‘something resembling truth’ surveys the work of Jasper Johns over six decades of artwork. His work is a signature to American art history and is considered one of America’s greatest artists. A collaboration with the Royal Academy in London, Jasper Johns: ‘Something Resembling Truth’ will be at The Broad through May 13.
Stanley Whitney: Dance the Orange
Dance the Orange is the first solo Museum exhibition for Stanley Whitney in New York. His colorful abstractions gained attention in the mid-1990s and continue to amaze audiences with blocks of color amidst horizontal strips on a sharply square canvas. His work is influenced by inspirations he receives from the everyday, such as jazz, poetry and literature. The influence of jazz, poetry and literature can be seen within the title of the works in the main gallery space, such as My Name is Peaches from a line in a song by Nina Simone. His newest works, in the alcove space, show his continued mastery of color with a new fluidity in the placement of the blocks of color, with some not even touching each other in line. Through October 25th, Dance the Orange is a must see show during the Summer months at The Studio Museum in Harlem.

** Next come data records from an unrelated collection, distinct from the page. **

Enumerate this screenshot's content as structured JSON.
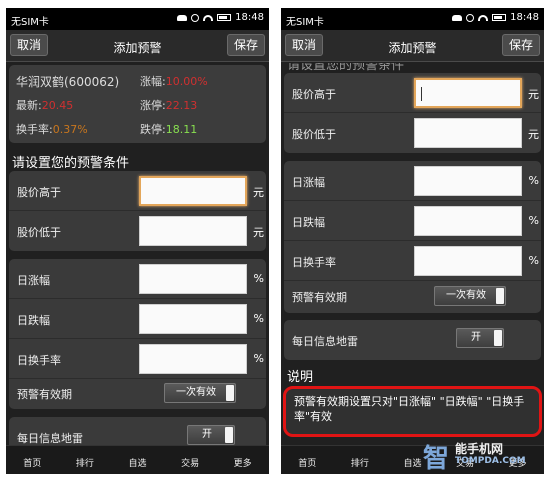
{
  "status_bar": {
    "carrier": "无SIM卡",
    "time": "18:48"
  },
  "header": {
    "cancel_label": "取消",
    "title": "添加预警",
    "save_label": "保存"
  },
  "quote": {
    "name": "华润双鹤(600062)",
    "change_pct_label": "涨幅:",
    "change_pct_value": "10.00%",
    "latest_label": "最新:",
    "latest_value": "20.45",
    "limit_up_label": "涨停:",
    "limit_up_value": "22.13",
    "turnover_label": "换手率:",
    "turnover_value": "0.37%",
    "limit_down_label": "跌停:",
    "limit_down_value": "18.11"
  },
  "conditions": {
    "section_title": "请设置您的预警条件",
    "partial_title": "请设置您的预警条件",
    "price_above": "股价高于",
    "price_below": "股价低于",
    "unit_yuan": "元",
    "daily_rise": "日涨幅",
    "daily_fall": "日跌幅",
    "daily_turnover": "日换手率",
    "unit_pct": "%",
    "validity_label": "预警有效期",
    "validity_value": "一次有效",
    "landmine_label": "每日信息地雷",
    "landmine_value": "开"
  },
  "note": {
    "title": "说明",
    "text": "预警有效期设置只对\"日涨幅\" \"日跌幅\" \"日换手率\"有效"
  },
  "bottom_nav": [
    "首页",
    "排行",
    "自选",
    "交易",
    "更多"
  ],
  "watermark": {
    "glyph": "智",
    "cn": "能手机网",
    "en": "TOMPDA.COM"
  }
}
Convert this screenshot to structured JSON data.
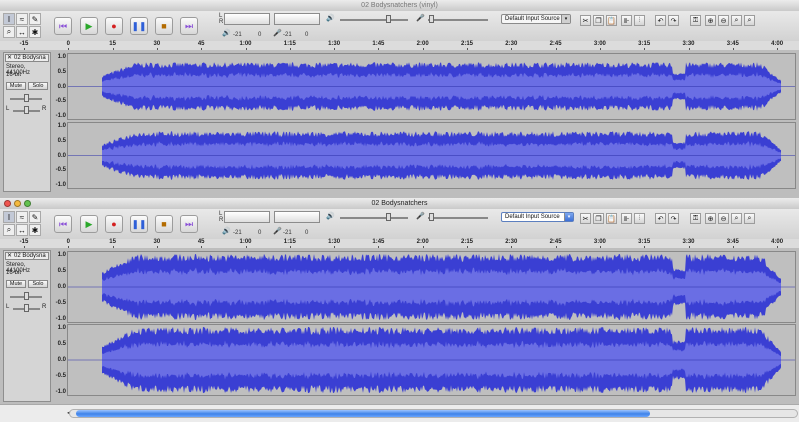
{
  "windows": [
    {
      "title": "02 Bodysnatchers (vinyl)",
      "active": false,
      "input_source": "Default Input Source",
      "track": {
        "name": "02 Bodysna",
        "format": "Stereo, 44100Hz",
        "bits": "16-bit",
        "mute": "Mute",
        "solo": "Solo",
        "pan_left": "L",
        "pan_right": "R"
      }
    },
    {
      "title": "02 Bodysnatchers",
      "active": true,
      "input_source": "Default Input Source",
      "track": {
        "name": "02 Bodysna",
        "format": "Stereo, 44100Hz",
        "bits": "16-bit",
        "mute": "Mute",
        "solo": "Solo",
        "pan_left": "L",
        "pan_right": "R"
      }
    }
  ],
  "toolbar": {
    "meter_left": "L",
    "meter_right": "R",
    "meter_value_a": "-21",
    "meter_value_b": "0",
    "meter_value_c": "-21",
    "meter_value_d": "0",
    "speaker_icon": "🔊",
    "mic_icon": "🎤"
  },
  "ruler": [
    "-15",
    "0",
    "15",
    "30",
    "45",
    "1:00",
    "1:15",
    "1:30",
    "1:45",
    "2:00",
    "2:15",
    "2:30",
    "2:45",
    "3:00",
    "3:15",
    "3:30",
    "3:45",
    "4:00"
  ],
  "scale": [
    "1.0",
    "0.5",
    "0.0",
    "-0.5",
    "-1.0"
  ],
  "colors": {
    "waveform": "#3a3fd3",
    "waveform_rms": "#6a6ee4",
    "track_bg": "#bfbfbf",
    "scrollbar": "#3f83e9"
  }
}
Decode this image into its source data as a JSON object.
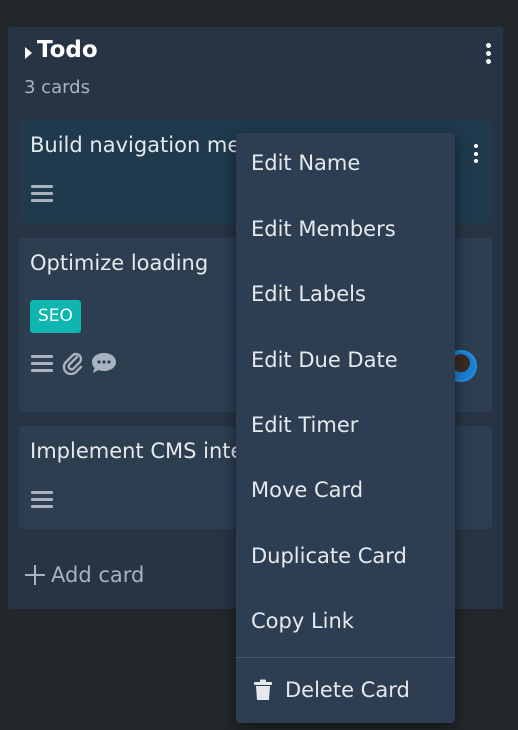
{
  "column": {
    "title": "Todo",
    "count": "3 cards"
  },
  "cards": [
    {
      "title": "Build navigation menu"
    },
    {
      "title": "Optimize loading",
      "label": "SEO"
    },
    {
      "title": "Implement CMS integration"
    }
  ],
  "add_card_label": "Add card",
  "context_menu": {
    "items": [
      "Edit Name",
      "Edit Members",
      "Edit Labels",
      "Edit Due Date",
      "Edit Timer",
      "Move Card",
      "Duplicate Card",
      "Copy Link"
    ],
    "delete_label": "Delete Card"
  },
  "icons": {
    "collapse": "caret-right-icon",
    "column_menu": "kebab-icon",
    "description": "description-icon",
    "attachment": "paperclip-icon",
    "comments": "comment-icon",
    "add": "plus-icon",
    "delete": "trash-icon"
  },
  "colors": {
    "background": "#22272b",
    "column": "#263445",
    "card": "#2c3e50",
    "label_seo": "#0fb5b0",
    "menu": "#2d3e52"
  }
}
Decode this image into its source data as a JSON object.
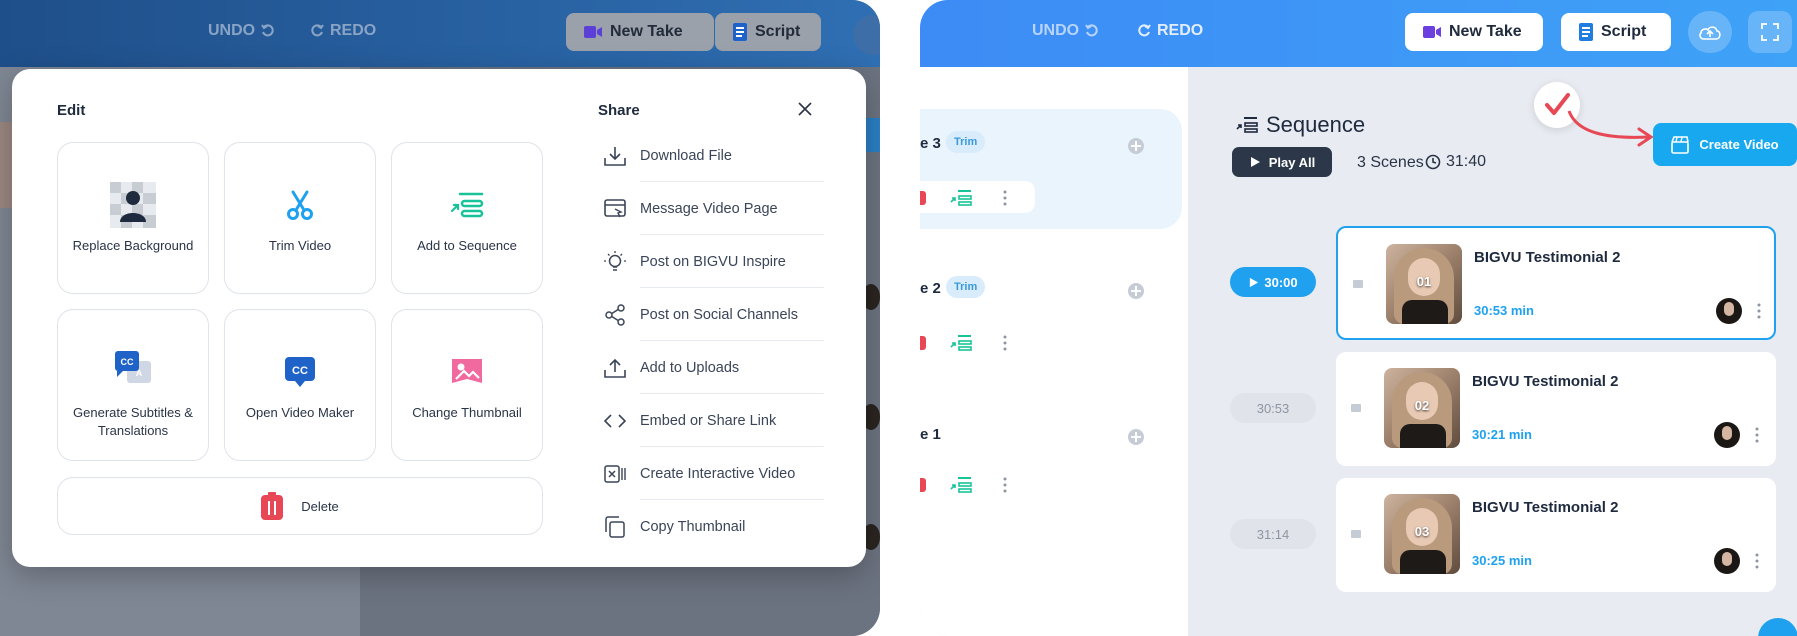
{
  "left": {
    "toolbar": {
      "undo_label": "UNDO",
      "redo_label": "REDO",
      "new_take_label": "New Take",
      "script_label": "Script"
    },
    "modal": {
      "edit_title": "Edit",
      "share_title": "Share",
      "tiles": [
        {
          "label": "Replace Background",
          "icon": "person-background-icon"
        },
        {
          "label": "Trim Video",
          "icon": "scissors-icon"
        },
        {
          "label": "Add to Sequence",
          "icon": "sequence-icon"
        },
        {
          "label": "Generate Subtitles & Translations",
          "icon": "subtitles-icon"
        },
        {
          "label": "Open Video Maker",
          "icon": "cc-icon"
        },
        {
          "label": "Change Thumbnail",
          "icon": "image-icon"
        }
      ],
      "delete_label": "Delete",
      "share_items": [
        {
          "label": "Download File",
          "icon": "download-icon"
        },
        {
          "label": "Message Video Page",
          "icon": "message-page-icon"
        },
        {
          "label": "Post on BIGVU Inspire",
          "icon": "bulb-icon"
        },
        {
          "label": "Post on Social Channels",
          "icon": "share-icon"
        },
        {
          "label": "Add to Uploads",
          "icon": "upload-icon"
        },
        {
          "label": "Embed or Share Link",
          "icon": "code-icon"
        },
        {
          "label": "Create Interactive Video",
          "icon": "interactive-icon"
        },
        {
          "label": "Copy Thumbnail",
          "icon": "copy-icon"
        }
      ]
    }
  },
  "right": {
    "toolbar": {
      "undo_label": "UNDO",
      "redo_label": "REDO",
      "new_take_label": "New Take",
      "script_label": "Script"
    },
    "scenes": [
      {
        "name": "e 3",
        "trim_label": "Trim",
        "active": true
      },
      {
        "name": "e 2",
        "trim_label": "Trim",
        "active": false
      },
      {
        "name": "e 1",
        "trim_label": "",
        "active": false
      }
    ],
    "sequence": {
      "title": "Sequence",
      "play_all_label": "Play All",
      "scenes_count": "3 Scenes",
      "duration": "31:40",
      "create_video_label": "Create Video",
      "clips": [
        {
          "time": "30:00",
          "number": "01",
          "title": "BIGVU Testimonial 2",
          "length": "30:53 min",
          "active": true
        },
        {
          "time": "30:53",
          "number": "02",
          "title": "BIGVU Testimonial 2",
          "length": "30:21 min",
          "active": false
        },
        {
          "time": "31:14",
          "number": "03",
          "title": "BIGVU Testimonial 2",
          "length": "30:25 min",
          "active": false
        }
      ]
    }
  },
  "colors": {
    "accent": "#1fa1ef",
    "danger": "#e84855",
    "sequence_green": "#19c39a"
  }
}
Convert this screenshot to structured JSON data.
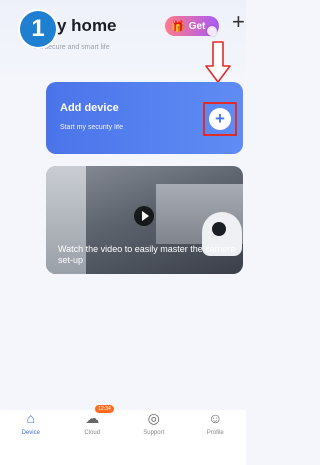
{
  "tutorial": {
    "step_number": "1"
  },
  "header": {
    "title": "y home",
    "subtitle": "e a secure and smart life",
    "get_label": "Get",
    "add_symbol": "+"
  },
  "add_device_card": {
    "title": "Add device",
    "subtitle": "Start my security life",
    "add_symbol": "+"
  },
  "video_card": {
    "caption": "Watch the video to easily master the camera set-up"
  },
  "tabbar": {
    "tabs": [
      {
        "label": "Device",
        "icon": "device-icon",
        "active": true
      },
      {
        "label": "Cloud",
        "icon": "cloud-icon",
        "active": false,
        "badge": "12:34"
      },
      {
        "label": "Support",
        "icon": "support-icon",
        "active": false
      },
      {
        "label": "Profile",
        "icon": "profile-icon",
        "active": false
      }
    ]
  },
  "colors": {
    "accent": "#4b74ea",
    "step_badge": "#1f7fd0",
    "highlight_red": "#e02c2c"
  }
}
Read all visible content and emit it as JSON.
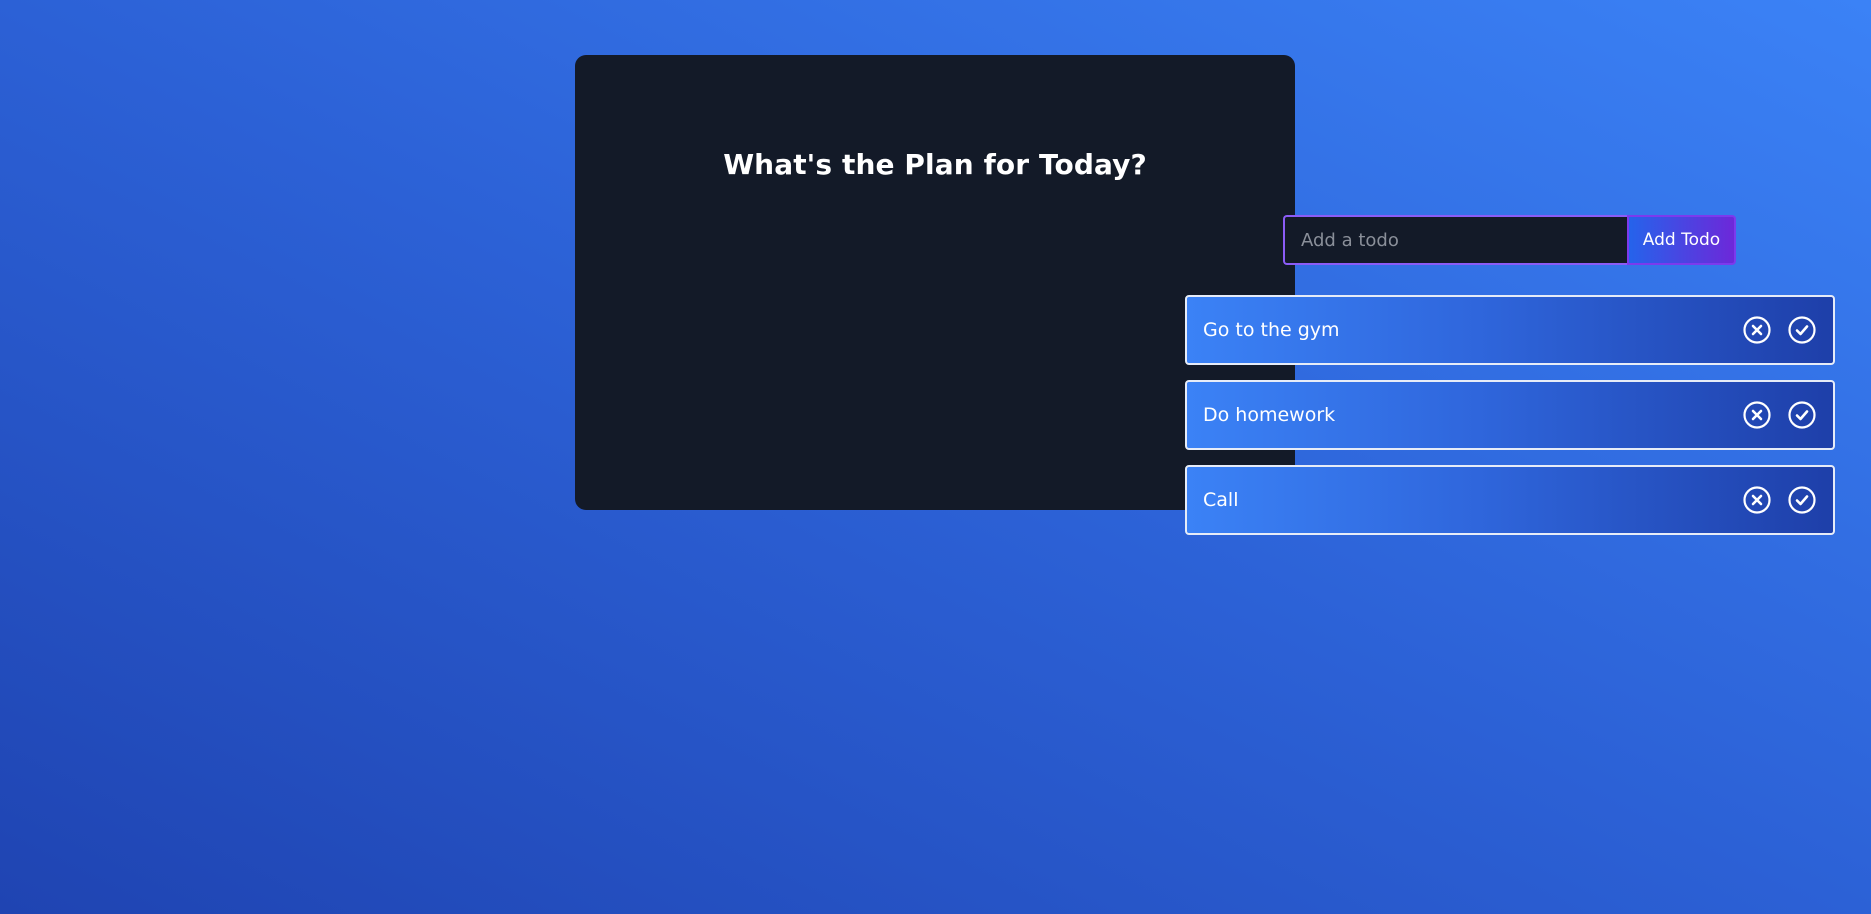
{
  "app": {
    "title": "What's the Plan for Today?"
  },
  "form": {
    "input_placeholder": "Add a todo",
    "input_value": "",
    "add_label": "Add Todo"
  },
  "todos": [
    {
      "text": "Go to the gym",
      "remove_icon": "close-circle-icon",
      "edit_icon": "check-circle-icon"
    },
    {
      "text": "Do homework",
      "remove_icon": "close-circle-icon",
      "edit_icon": "check-circle-icon"
    },
    {
      "text": "Call",
      "remove_icon": "close-circle-icon",
      "edit_icon": "check-circle-icon"
    }
  ],
  "colors": {
    "card_bg": "#131a28",
    "accent": "#8b5cf6",
    "row_gradient_start": "#3b82f6",
    "row_gradient_end": "#1e3fa9"
  }
}
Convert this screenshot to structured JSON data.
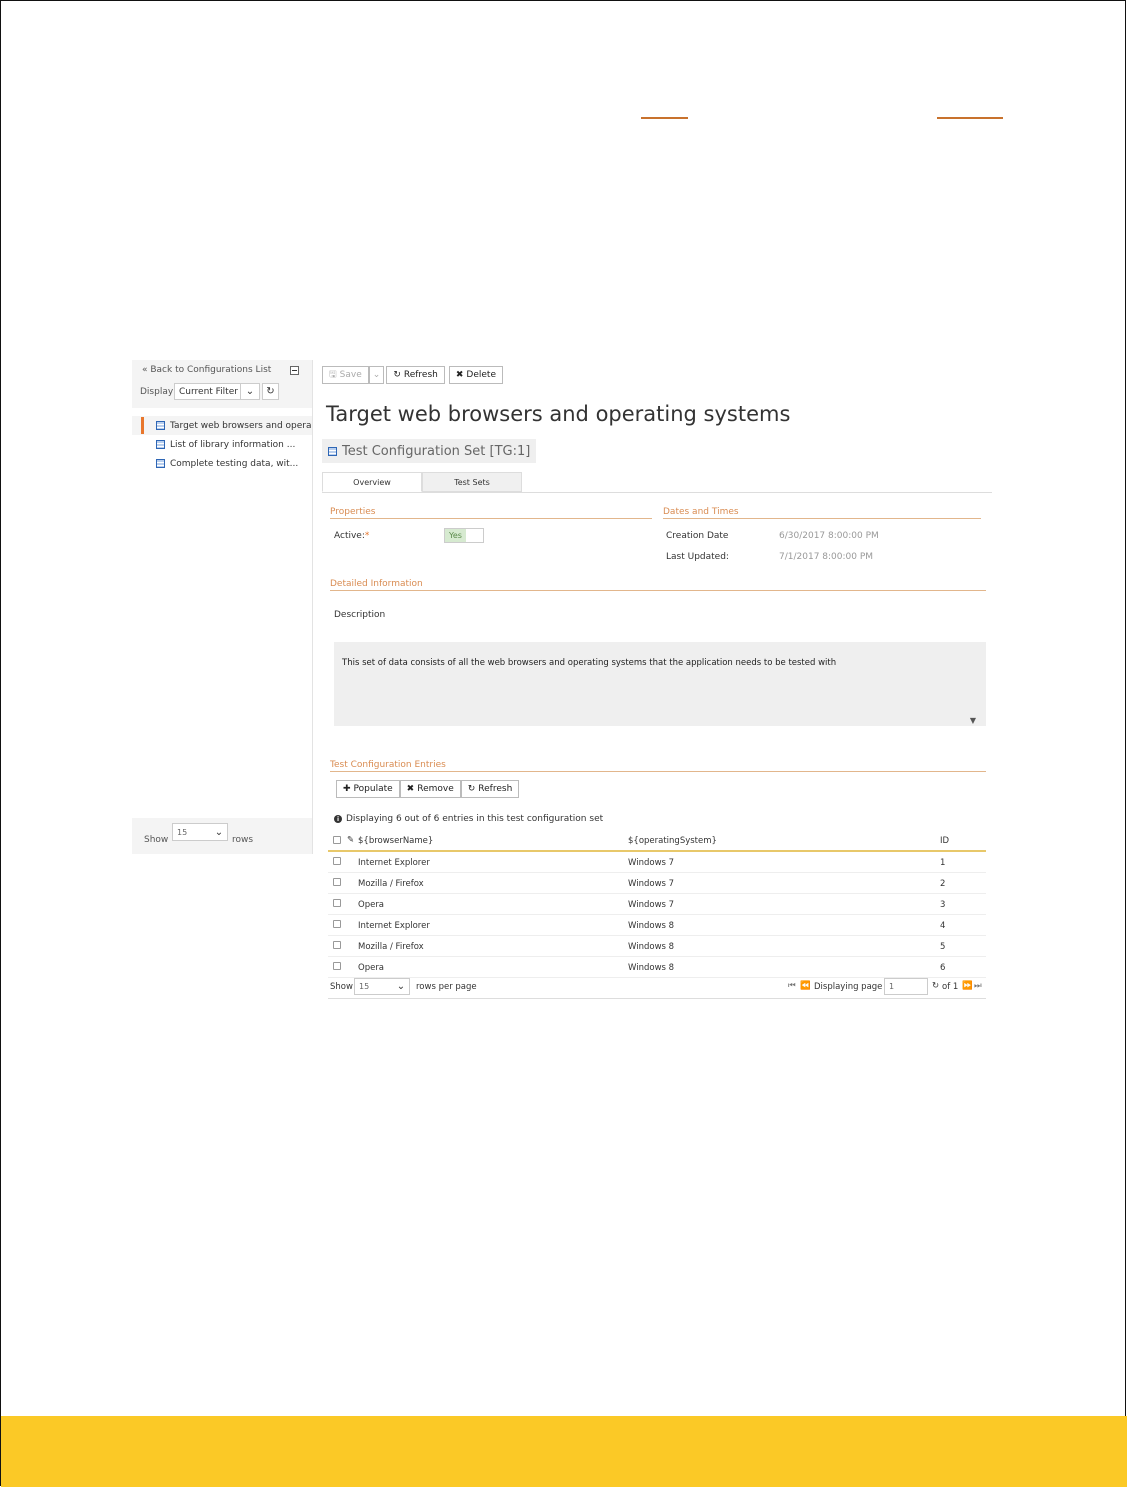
{
  "sidebar": {
    "back_link": "« Back to Configurations List",
    "display_label": "Display",
    "filter_value": "Current Filter",
    "items": [
      {
        "label": "Target web browsers and opera"
      },
      {
        "label": "List of library information ..."
      },
      {
        "label": "Complete testing data, wit..."
      }
    ],
    "show_label": "Show",
    "rows_value": "15",
    "rows_label": "rows"
  },
  "toolbar": {
    "save_label": "Save",
    "refresh_label": "Refresh",
    "delete_label": "Delete"
  },
  "page_title": "Target web browsers and operating systems",
  "artifact": "Test Configuration Set [TG:1]",
  "tabs": [
    {
      "label": "Overview",
      "active": true
    },
    {
      "label": "Test Sets",
      "active": false
    }
  ],
  "properties": {
    "heading": "Properties",
    "active_label": "Active:",
    "required_mark": "*",
    "active_value": "Yes"
  },
  "dates": {
    "heading": "Dates and Times",
    "creation_label": "Creation Date",
    "creation_value": "6/30/2017 8:00:00 PM",
    "updated_label": "Last Updated:",
    "updated_value": "7/1/2017 8:00:00 PM"
  },
  "detailed": {
    "heading": "Detailed Information",
    "description_label": "Description",
    "description_text": "This set of data consists of all the web browsers and operating systems that the application needs to be tested with"
  },
  "entries": {
    "heading": "Test Configuration Entries",
    "populate_label": "Populate",
    "remove_label": "Remove",
    "refresh_label": "Refresh",
    "info": "Displaying 6 out of 6 entries in this test configuration set",
    "columns": [
      "${browserName}",
      "${operatingSystem}",
      "ID"
    ],
    "rows": [
      {
        "browser": "Internet Explorer",
        "os": "Windows 7",
        "id": "1"
      },
      {
        "browser": "Mozilla / Firefox",
        "os": "Windows 7",
        "id": "2"
      },
      {
        "browser": "Opera",
        "os": "Windows 7",
        "id": "3"
      },
      {
        "browser": "Internet Explorer",
        "os": "Windows 8",
        "id": "4"
      },
      {
        "browser": "Mozilla / Firefox",
        "os": "Windows 8",
        "id": "5"
      },
      {
        "browser": "Opera",
        "os": "Windows 8",
        "id": "6"
      }
    ],
    "pager": {
      "show_label": "Show",
      "rows_value": "15",
      "rows_per_page": "rows per page",
      "displaying_page": "Displaying page",
      "page_value": "1",
      "of_label": "of 1"
    }
  },
  "colors": {
    "accent": "#e8762c",
    "footer": "#fbc926"
  }
}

Stanley Whitney “Hearts and Brains” 2012 Oil on linen; Stanley Whitney “Elephant Memory” 2014 Oil on linen; Stanley Whitney “My Name is Peaches” 2015 Oil on linen. Photo by Erin K. Hylton 2015.
Artist on the Edge: Tariku Shiferaw
- Tell a little bit a bout yourself.
- I was born in Addis Ababa, Ethiopia and grew up in Los Angeles, CA.
- I moved to New York for graduate school. I now live in Brooklyn and I plan to stay in New York for a while.
- Firstly, what is (are) your medium(s) of creative expression? How long have you been studying and working at your medium?
- I’m a painter. I currently make abstract paintings.
- I’ve painted, drawn, made sculptures for 15 plus years. Trained in traditional oil medium.
- In 2012, upon realizing my painting concerns were less focused on rendering and depicting reality, I began to use water based mediums such as acrylics and more. In 2014, I completely dove in the deep end making abstract paintings. That’s when I completely abandoned oil and fully turned to acrylics.
- What is your inspiration to begin working on a piece? Where do you go to gather inspiration? Where do you and your friends go to view art and collaborate?
- I have always enjoyed painting and initially it’s all the inspiration I needed. Along the way, I realized painting became a thinking space; a place where thoughts take form and vise versa. So I take my inspiration from everyday life such as conversations, relationships, the occupation of forms or marks in public and private space, the human condition, existential issues, philosophy, political issues, Western societies, current state of existence as an individual (commodity, capitalism)…the list goes on.
- I go to many places throughout New York. I often go to museums, galleries (small and big), friends openings, and more…the MOMA, The New Museum, Studio Museum Harlem, The Brooklyn Museum, PS1 MOMA, Chelsea galleries, galleries throughout Brooklyn…56 Bogart in Bushwick, various Bushwick galleries and Open Studios, Art fairs, NYC wide MFA Open Studios, and more…
4.Where can people contact you regarding collaborating or about your work? firstname.lastname@example.org; tarikushiferaw.com
5. Where can people check out your work next? I have an upcoming MFA Thesis Exhibition titled Off Pink (working title) at the Kitchen in Chelsea.
- How do you define community? How has your work been inspired by said community? How important is the community to your work? How have you collaborated with community?
- I see community as a necessary structure of existence. Often groups of people coexisting in similar situations in life become a community. Some are more dependent on each other and more closely neat than others.
- Living in a modern-contemporary world, the definition of a community can be a bit blurry. One can belong to multiple communities. Nonetheless, I consider all who journey in my path and contribute to my growth and vise versa as a part of my community.
- Communities that I have been a part of in the past or will forever belong to, although they may not always be with me, have forever impacted the way I think and therefore it’s only fair to say that communities are important to my work.
- Not to mention being a part of Parsons’ MFA community has tremendously challenged and inspired me for the last two years. I have grown leaps and bounds because of the relationships that were cultivated through honest critiques and collaborations.